▸ **What the task requires**: Reproduce all records below exactly.

▸ **Source data**:
———
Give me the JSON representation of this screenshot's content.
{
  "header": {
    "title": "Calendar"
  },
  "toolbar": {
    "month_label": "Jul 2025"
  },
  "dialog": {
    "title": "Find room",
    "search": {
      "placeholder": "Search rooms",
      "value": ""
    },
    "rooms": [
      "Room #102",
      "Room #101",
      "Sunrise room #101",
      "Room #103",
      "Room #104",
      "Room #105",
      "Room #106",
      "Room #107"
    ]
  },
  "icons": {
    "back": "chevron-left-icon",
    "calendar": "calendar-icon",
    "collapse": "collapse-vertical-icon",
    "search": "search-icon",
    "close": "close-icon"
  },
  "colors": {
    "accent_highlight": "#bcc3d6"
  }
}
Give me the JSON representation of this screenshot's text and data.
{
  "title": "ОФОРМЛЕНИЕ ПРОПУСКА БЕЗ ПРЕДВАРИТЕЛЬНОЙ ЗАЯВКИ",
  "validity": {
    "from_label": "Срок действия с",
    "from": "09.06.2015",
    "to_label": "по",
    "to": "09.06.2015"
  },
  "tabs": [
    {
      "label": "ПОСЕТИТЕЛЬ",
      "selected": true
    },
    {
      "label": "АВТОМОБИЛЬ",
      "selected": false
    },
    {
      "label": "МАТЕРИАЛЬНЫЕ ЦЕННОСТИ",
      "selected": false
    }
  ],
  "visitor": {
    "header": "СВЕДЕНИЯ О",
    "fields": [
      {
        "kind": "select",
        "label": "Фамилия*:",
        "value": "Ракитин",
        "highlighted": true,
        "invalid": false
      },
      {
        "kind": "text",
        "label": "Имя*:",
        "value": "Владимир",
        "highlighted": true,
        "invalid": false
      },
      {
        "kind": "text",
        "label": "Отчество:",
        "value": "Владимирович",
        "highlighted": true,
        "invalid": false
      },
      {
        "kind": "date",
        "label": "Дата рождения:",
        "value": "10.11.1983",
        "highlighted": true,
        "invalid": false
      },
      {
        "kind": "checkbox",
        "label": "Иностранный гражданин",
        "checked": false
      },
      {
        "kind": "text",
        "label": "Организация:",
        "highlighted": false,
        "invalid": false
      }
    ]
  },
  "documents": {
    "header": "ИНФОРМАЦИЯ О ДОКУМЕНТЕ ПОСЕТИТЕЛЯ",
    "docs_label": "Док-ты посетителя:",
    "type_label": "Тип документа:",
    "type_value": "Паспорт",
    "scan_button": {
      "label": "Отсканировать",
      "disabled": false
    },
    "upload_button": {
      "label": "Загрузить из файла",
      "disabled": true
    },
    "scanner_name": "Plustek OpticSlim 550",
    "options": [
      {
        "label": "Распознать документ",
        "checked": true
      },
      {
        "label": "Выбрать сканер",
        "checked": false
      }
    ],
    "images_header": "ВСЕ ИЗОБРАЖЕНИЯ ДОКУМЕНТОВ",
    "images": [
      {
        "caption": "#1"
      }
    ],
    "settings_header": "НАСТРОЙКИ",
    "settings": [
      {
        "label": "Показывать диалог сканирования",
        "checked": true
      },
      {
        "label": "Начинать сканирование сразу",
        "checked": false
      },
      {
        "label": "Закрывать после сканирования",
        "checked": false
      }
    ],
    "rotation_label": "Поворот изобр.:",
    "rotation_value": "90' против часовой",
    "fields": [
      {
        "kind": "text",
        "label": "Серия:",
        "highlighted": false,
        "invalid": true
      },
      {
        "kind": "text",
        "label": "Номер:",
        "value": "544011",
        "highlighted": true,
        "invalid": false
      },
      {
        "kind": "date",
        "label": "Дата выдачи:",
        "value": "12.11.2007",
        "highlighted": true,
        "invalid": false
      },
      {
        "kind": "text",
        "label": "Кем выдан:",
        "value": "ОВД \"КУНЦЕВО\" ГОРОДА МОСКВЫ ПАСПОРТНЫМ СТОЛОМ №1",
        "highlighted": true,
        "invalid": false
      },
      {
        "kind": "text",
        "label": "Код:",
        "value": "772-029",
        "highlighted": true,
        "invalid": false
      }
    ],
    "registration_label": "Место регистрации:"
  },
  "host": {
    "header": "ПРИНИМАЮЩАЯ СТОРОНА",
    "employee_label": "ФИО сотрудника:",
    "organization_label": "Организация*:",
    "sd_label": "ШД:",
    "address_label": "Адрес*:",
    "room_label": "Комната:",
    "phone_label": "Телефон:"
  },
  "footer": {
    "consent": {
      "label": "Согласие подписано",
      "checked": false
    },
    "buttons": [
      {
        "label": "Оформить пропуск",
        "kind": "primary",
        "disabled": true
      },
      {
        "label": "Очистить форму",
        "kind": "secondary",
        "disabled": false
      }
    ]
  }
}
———
▸ **Problem solution**:
Give me the JSON representation of this screenshot's content.
{
  "header": {
    "title": "Calendar"
  },
  "toolbar": {
    "month_label": "Jul 2025"
  },
  "dialog": {
    "title": "Find room",
    "search": {
      "placeholder": "Search rooms",
      "value": ""
    },
    "rooms": [
      "Room #102",
      "Room #101",
      "Sunrise room #101",
      "Room #103",
      "Room #104",
      "Room #105",
      "Room #106",
      "Room #107"
    ]
  },
  "icons": {
    "back": "chevron-left-icon",
    "calendar": "calendar-icon",
    "collapse": "collapse-vertical-icon",
    "search": "search-icon",
    "close": "close-icon"
  },
  "colors": {
    "accent_highlight": "#bcc3d6"
  }
}
Give me the JSON representation of this screenshot's text and data.
{
  "title": "ОФОРМЛЕНИЕ ПРОПУСКА БЕЗ ПРЕДВАРИТЕЛЬНОЙ ЗАЯВКИ",
  "validity": {
    "from_label": "Срок действия с",
    "from": "09.06.2015",
    "to_label": "по",
    "to": "09.06.2015"
  },
  "tabs": [
    {
      "label": "ПОСЕТИТЕЛЬ",
      "selected": true
    },
    {
      "label": "АВТОМОБИЛЬ",
      "selected": false
    },
    {
      "label": "МАТЕРИАЛЬНЫЕ ЦЕННОСТИ",
      "selected": false
    }
  ],
  "visitor": {
    "header": "СВЕДЕНИЯ О",
    "fields": [
      {
        "kind": "select",
        "label": "Фамилия*:",
        "value": "Ракитин",
        "highlighted": true,
        "invalid": false
      },
      {
        "kind": "text",
        "label": "Имя*:",
        "value": "Владимир",
        "highlighted": true,
        "invalid": false
      },
      {
        "kind": "text",
        "label": "Отчество:",
        "value": "Владимирович",
        "highlighted": true,
        "invalid": false
      },
      {
        "kind": "date",
        "label": "Дата рождения:",
        "value": "10.11.1983",
        "highlighted": true,
        "invalid": false
      },
      {
        "kind": "checkbox",
        "label": "Иностранный гражданин",
        "checked": false
      },
      {
        "kind": "text",
        "label": "Организация:",
        "highlighted": false,
        "invalid": false
      }
    ]
  },
  "documents": {
    "header": "ИНФОРМАЦИЯ О ДОКУМЕНТЕ ПОСЕТИТЕЛЯ",
    "docs_label": "Док-ты посетителя:",
    "type_label": "Тип документа:",
    "type_value": "Паспорт",
    "scan_button": {
      "label": "Отсканировать",
      "disabled": false
    },
    "upload_button": {
      "label": "Загрузить из файла",
      "disabled": true
    },
    "scanner_name": "Plustek OpticSlim 550",
    "options": [
      {
        "label": "Распознать документ",
        "checked": true
      },
      {
        "label": "Выбрать сканер",
        "checked": false
      }
    ],
    "images_header": "ВСЕ ИЗОБРАЖЕНИЯ ДОКУМЕНТОВ",
    "images": [
      {
        "caption": "#1"
      }
    ],
    "settings_header": "НАСТРОЙКИ",
    "settings": [
      {
        "label": "Показывать диалог сканирования",
        "checked": true
      },
      {
        "label": "Начинать сканирование сразу",
        "checked": false
      },
      {
        "label": "Закрывать после сканирования",
        "checked": false
      }
    ],
    "rotation_label": "Поворот изобр.:",
    "rotation_value": "90' против часовой",
    "fields": [
      {
        "kind": "text",
        "label": "Серия:",
        "highlighted": false,
        "invalid": true
      },
      {
        "kind": "text",
        "label": "Номер:",
        "value": "544011",
        "highlighted": true,
        "invalid": false
      },
      {
        "kind": "date",
        "label": "Дата выдачи:",
        "value": "12.11.2007",
        "highlighted": true,
        "invalid": false
      },
      {
        "kind": "text",
        "label": "Кем выдан:",
        "value": "ОВД \"КУНЦЕВО\" ГОРОДА МОСКВЫ ПАСПОРТНЫМ СТОЛОМ №1",
        "highlighted": true,
        "invalid": false
      },
      {
        "kind": "text",
        "label": "Код:",
        "value": "772-029",
        "highlighted": true,
        "invalid": false
      }
    ],
    "registration_label": "Место регистрации:"
  },
  "host": {
    "header": "ПРИНИМАЮЩАЯ СТОРОНА",
    "employee_label": "ФИО сотрудника:",
    "organization_label": "Организация*:",
    "sd_label": "ШД:",
    "address_label": "Адрес*:",
    "room_label": "Комната:",
    "phone_label": "Телефон:"
  },
  "footer": {
    "consent": {
      "label": "Согласие подписано",
      "checked": false
    },
    "buttons": [
      {
        "label": "Оформить пропуск",
        "kind": "primary",
        "disabled": true
      },
      {
        "label": "Очистить форму",
        "kind": "secondary",
        "disabled": false
      }
    ]
  }
}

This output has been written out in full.